Modi’s reference to Obama by his first name drew notice.
“It’s never been done before in India, to my knowledge,” said Baijayant Panda, an Indian lawmaker. “This is clearly sending signals to a lot of people, a lot of heads of government that matter.”
Still, the spectacle outweighed the substance in most cases.
On climate change, India agreed to move to phase down hydrofluorocarbons, or HFCs, according to a treaty known as the Montreal Protocol. But more broadly, India set no specific goals limiting greenhouse gases, as Beijing did in November. India is the third largest carbon polluter behind the United States and China but has resisted bolder measures, citing its need to lift hundreds of millions out of poverty.
Instead, the two sides agreed to promote solar, wind and other clean energies, and Modi said he would support a global climate pact to be shaped in Paris this year.
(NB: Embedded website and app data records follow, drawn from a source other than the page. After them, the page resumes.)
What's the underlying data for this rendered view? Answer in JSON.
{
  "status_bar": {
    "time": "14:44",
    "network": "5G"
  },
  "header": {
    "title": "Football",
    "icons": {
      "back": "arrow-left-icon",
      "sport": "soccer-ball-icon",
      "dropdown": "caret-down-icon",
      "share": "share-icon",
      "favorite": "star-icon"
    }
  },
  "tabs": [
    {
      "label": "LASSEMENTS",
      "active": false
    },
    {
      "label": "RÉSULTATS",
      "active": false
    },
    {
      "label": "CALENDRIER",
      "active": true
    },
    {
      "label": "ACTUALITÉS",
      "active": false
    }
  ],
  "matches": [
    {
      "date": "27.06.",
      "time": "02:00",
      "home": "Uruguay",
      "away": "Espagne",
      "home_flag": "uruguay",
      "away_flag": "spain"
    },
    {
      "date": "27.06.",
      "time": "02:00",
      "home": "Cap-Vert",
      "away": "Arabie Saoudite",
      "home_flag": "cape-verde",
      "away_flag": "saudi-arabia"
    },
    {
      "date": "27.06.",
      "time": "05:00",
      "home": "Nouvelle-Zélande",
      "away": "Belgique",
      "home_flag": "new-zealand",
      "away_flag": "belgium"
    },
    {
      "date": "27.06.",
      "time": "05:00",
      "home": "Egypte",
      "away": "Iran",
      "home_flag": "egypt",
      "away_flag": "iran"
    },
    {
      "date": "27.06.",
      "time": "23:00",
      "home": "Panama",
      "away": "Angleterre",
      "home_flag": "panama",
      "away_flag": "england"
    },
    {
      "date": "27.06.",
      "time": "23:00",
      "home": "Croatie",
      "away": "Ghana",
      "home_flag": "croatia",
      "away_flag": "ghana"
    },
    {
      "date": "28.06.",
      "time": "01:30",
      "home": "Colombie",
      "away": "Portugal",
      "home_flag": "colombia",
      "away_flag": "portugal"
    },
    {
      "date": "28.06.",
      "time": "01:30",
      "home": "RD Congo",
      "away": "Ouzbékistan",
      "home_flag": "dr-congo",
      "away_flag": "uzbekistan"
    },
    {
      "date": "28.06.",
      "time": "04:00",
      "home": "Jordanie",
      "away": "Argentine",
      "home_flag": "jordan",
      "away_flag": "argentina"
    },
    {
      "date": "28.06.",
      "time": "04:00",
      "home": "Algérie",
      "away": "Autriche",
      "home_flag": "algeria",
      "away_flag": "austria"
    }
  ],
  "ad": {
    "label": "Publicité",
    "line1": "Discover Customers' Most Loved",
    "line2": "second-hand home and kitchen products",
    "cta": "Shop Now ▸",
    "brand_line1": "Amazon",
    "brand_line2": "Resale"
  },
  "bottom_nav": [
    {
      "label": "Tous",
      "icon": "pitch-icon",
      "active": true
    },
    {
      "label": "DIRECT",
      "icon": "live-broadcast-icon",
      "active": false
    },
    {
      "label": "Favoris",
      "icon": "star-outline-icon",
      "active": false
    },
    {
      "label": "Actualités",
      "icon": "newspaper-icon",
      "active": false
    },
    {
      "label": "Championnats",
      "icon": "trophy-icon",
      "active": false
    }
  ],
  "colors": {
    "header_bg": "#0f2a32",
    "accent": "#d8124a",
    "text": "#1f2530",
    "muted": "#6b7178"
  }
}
Modi said he felt no pressure to match China’s commitment.
“Climate change itself is a huge pressure,” he said. “Global warming is a huge pressure.”
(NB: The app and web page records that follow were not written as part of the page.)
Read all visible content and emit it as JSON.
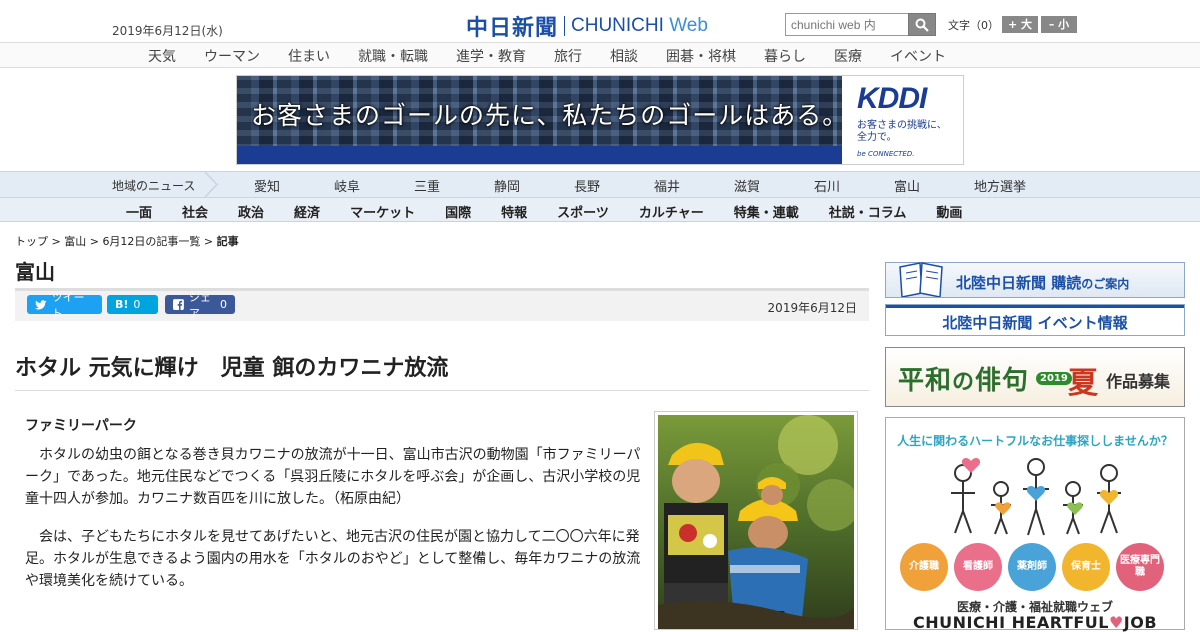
{
  "header": {
    "date": "2019年6月12日(水)",
    "logo_jp": "中日新聞",
    "logo_en_main": "CHUNICHI",
    "logo_en_sub": "Web",
    "search_placeholder": "chunichi web 内",
    "fontsize_label": "文字（0）",
    "fontsize_plus": "+ 大",
    "fontsize_minus": "– 小"
  },
  "topnav": [
    "天気",
    "ウーマン",
    "住まい",
    "就職・転職",
    "進学・教育",
    "旅行",
    "相談",
    "囲碁・将棋",
    "暮らし",
    "医療",
    "イベント"
  ],
  "banner": {
    "copy": "お客さまのゴールの先に、私たちのゴールはある。",
    "brand": "KDDI",
    "sub": "お客さまの挑戦に、全力で。",
    "tag": "be CONNECTED."
  },
  "regionnav": {
    "label": "地域のニュース",
    "items": [
      "愛知",
      "岐阜",
      "三重",
      "静岡",
      "長野",
      "福井",
      "滋賀",
      "石川",
      "富山",
      "地方選挙"
    ]
  },
  "catnav": [
    "一面",
    "社会",
    "政治",
    "経済",
    "マーケット",
    "国際",
    "特報",
    "スポーツ",
    "カルチャー",
    "特集・連載",
    "社説・コラム",
    "動画"
  ],
  "breadcrumb": {
    "top": "トップ",
    "region": "富山",
    "list": "6月12日の記事一覧",
    "current": "記事",
    "sep": " > "
  },
  "section_title": "富山",
  "share": {
    "tweet": "ツイート",
    "hatena_count": "0",
    "fb_label": "シェア",
    "fb_count": "0",
    "date": "2019年6月12日"
  },
  "article": {
    "headline": "ホタル 元気に輝け　児童 餌のカワニナ放流",
    "subhead": "ファミリーパーク",
    "paragraphs": [
      "ホタルの幼虫の餌となる巻き貝カワニナの放流が十一日、富山市古沢の動物園「市ファミリーパーク」であった。地元住民などでつくる「呉羽丘陵にホタルを呼ぶ会」が企画し、古沢小学校の児童十四人が参加。カワニナ数百匹を川に放した。（柘原由紀）",
      "会は、子どもたちにホタルを見せてあげたいと、地元古沢の住民が園と協力して二〇〇六年に発足。ホタルが生息できるよう園内の用水を「ホタルのおやど」として整備し、毎年カワニナの放流や環境美化を続けている。"
    ]
  },
  "sidebar": {
    "ad1": {
      "main": "北陸中日新聞 購読",
      "small": "のご案内"
    },
    "ad2": "北陸中日新聞 イベント情報",
    "ad3": {
      "main_a": "平和",
      "main_no": "の",
      "main_b": "俳句",
      "year": "2019",
      "summer": "夏",
      "tail": "作品募集"
    },
    "ad4": {
      "head": "人生に関わるハートフルなお仕事探ししませんか？",
      "circles": [
        {
          "label": "介護職",
          "color": "#f0a13a"
        },
        {
          "label": "看護師",
          "color": "#ea6f8a"
        },
        {
          "label": "薬剤師",
          "color": "#4aa3d8"
        },
        {
          "label": "保育士",
          "color": "#f1b52e"
        },
        {
          "label": "医療専門職",
          "color": "#e2627b"
        }
      ],
      "sub": "医療・介護・福祉就職ウェブ",
      "brand_a": "CHUNICHI HEARTFUL",
      "brand_heart": "♥",
      "brand_b": "JOB"
    }
  },
  "colors": {
    "brand_blue": "#1b4fa8",
    "twitter": "#1da1f2",
    "hatena": "#00a4de",
    "facebook": "#3b5998"
  }
}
The nuclear understanding may finally bring to fruition an agreement that former President George W. Bush reached with India in 2006 to end a moratorium on sales of nuclear fuel and reactor components to India, stemming from its first nuclear test in 1974. The promise of a thriving new nuclear trade never materialized because of a 2010 Indian law that would hold American companies liable for accidents in a way that they said went beyond an international convention, a delicate issue in a country still scarred by the Bhopal chemical disaster 30 years ago.
Obama aides said Indian officials provided reassurances that their liability law conformed to the international convention and that it should provide what one U.S. official called “extra security” for foreign companies. Moreover, India indicated it would set up a government-backed insurance pool to cover some of the risk, but not all of it.
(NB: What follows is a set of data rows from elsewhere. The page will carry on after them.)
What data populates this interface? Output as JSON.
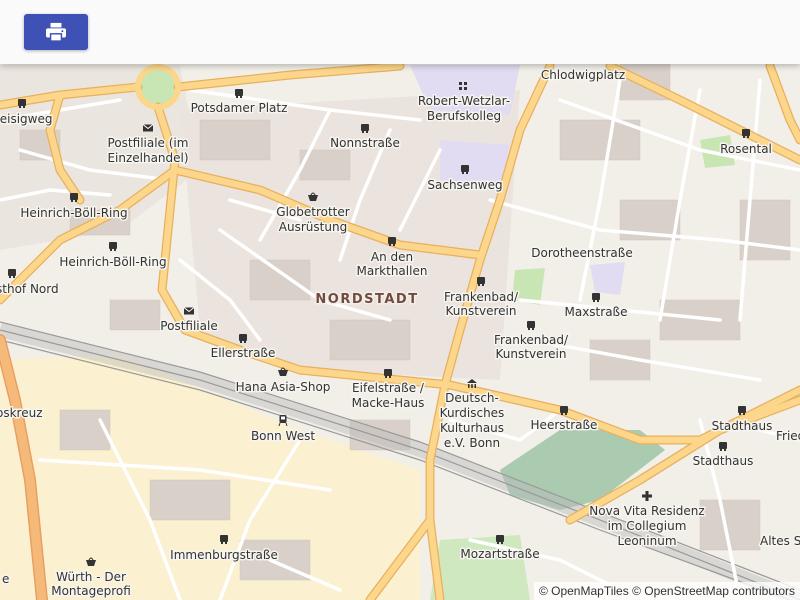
{
  "toolbar": {
    "print_icon": "printer-icon"
  },
  "map": {
    "district": "NORDSTADT",
    "labels": {
      "zeisigweg": "Zeisigweg",
      "postfiliale_line1": "Postfiliale (im",
      "postfiliale_line2": "Einzelhandel)",
      "potsdamer_platz": "Potsdamer Platz",
      "nonnstrasse": "Nonnstraße",
      "wetzlar_line1": "Robert-Wetzlar-",
      "wetzlar_line2": "Berufskolleg",
      "chlodwigplatz": "Chlodwigplatz",
      "rosental": "Rosental",
      "sachsenweg": "Sachsenweg",
      "heinrich_boell_1": "Heinrich-Böll-Ring",
      "heinrich_boell_2": "Heinrich-Böll-Ring",
      "globetrotter_line1": "Globetrotter",
      "globetrotter_line2": "Ausrüstung",
      "an_den_line1": "An den",
      "an_den_line2": "Markthallen",
      "dorotheenstrasse": "Dorotheenstraße",
      "hof_nord": "sthof Nord",
      "frankenbad1_line1": "Frankenbad/",
      "frankenbad1_line2": "Kunstverein",
      "maxstrasse": "Maxstraße",
      "postfiliale2": "Postfiliale",
      "frankenbad2_line1": "Frankenbad/",
      "frankenbad2_line2": "Kunstverein",
      "ellerstrasse": "Ellerstraße",
      "hana": "Hana Asia-Shop",
      "eifel_line1": "Eifelstraße /",
      "eifel_line2": "Macke-Haus",
      "deutsch_line1": "Deutsch-",
      "deutsch_line2": "Kurdisches",
      "deutsch_line3": "Kulturhaus",
      "deutsch_line4": "e.V. Bonn",
      "heerstrasse": "Heerstraße",
      "stadthaus1": "Stadthaus",
      "stadthaus2": "Stadthaus",
      "fried": "Fried",
      "bonn_west": "Bonn West",
      "kreuz": "oskreuz",
      "novavita_line1": "Nova Vita Residenz",
      "novavita_line2": "im Collegium",
      "novavita_line3": "Leoninum",
      "altes": "Altes St",
      "immenburg": "Immenburgstraße",
      "mozart": "Mozartstraße",
      "wuerth_line1": "Würth - Der",
      "wuerth_line2": "Montageprofi",
      "edge_e": "e"
    }
  },
  "attribution": {
    "prefix": "©",
    "tiles": "OpenMapTiles",
    "separator": "©",
    "osm": "OpenStreetMap contributors"
  },
  "colors": {
    "background": "#f2efe9",
    "building": "#d9d0c9",
    "major_road": "#fcd68a",
    "major_casing": "#e8b05e",
    "minor_road": "#ffffff",
    "rail": "#999999",
    "park": "#c8e6b4",
    "cemetery": "#aacbaf",
    "school": "#e2dcf2",
    "industrial": "#fbf0cf",
    "button": "#3f51b5",
    "district_label": "#734a40"
  }
}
US officials said they also worked out an understanding of how to track American-provided nuclear materials, as required by law. Critics said it appeared Obama had given in on the tracking requirement. Officials denied that, but details of both agreements were scarce, and they still needed to be translated before being signed.
Westinghouse and GE Hitachi Nuclear Energy, a partnership with a Japanese industrial corporation, welcomed the agreement without declaring whether it offered enough protection.
In a statement, GE said the test would be whether it “brings India into compliance with the International Convention of Supplementary Compensation,” a global liability accord. Westinghouse praised the progress toward resolving issues “that will enable Westinghouse and other U.S. companies to participate in India’s growing nuclear energy market.”
Daniel Roderick, the chief executive of Westinghouse, is in New Delhi to attend a business leaders’ meeting with Obama on Monday, but it was not known whether he was consulted.
Some analysts said the understanding sounded vague and inconclusive.
“It’s a deal on principles rather than specifics, which as far as I’m concerned is not a deal at all,” said Abhijit Iyer-Mitra, a security analyst at the Observer Research Foundation in New Delhi. “A lot of it’s just, you know, blowing the trumpet.”
Sujatha Singh, India’s foreign secretary, insisted that was not true.
“Let me underline: We have reached an understanding,” she said. “The deal is done.”
C. Raja Mohan, another analyst at the Observer Research Foundation, said it showed Modi’s determination to resolve issues with the United States: “The traditional reluctance to be seen with the Americans is over.”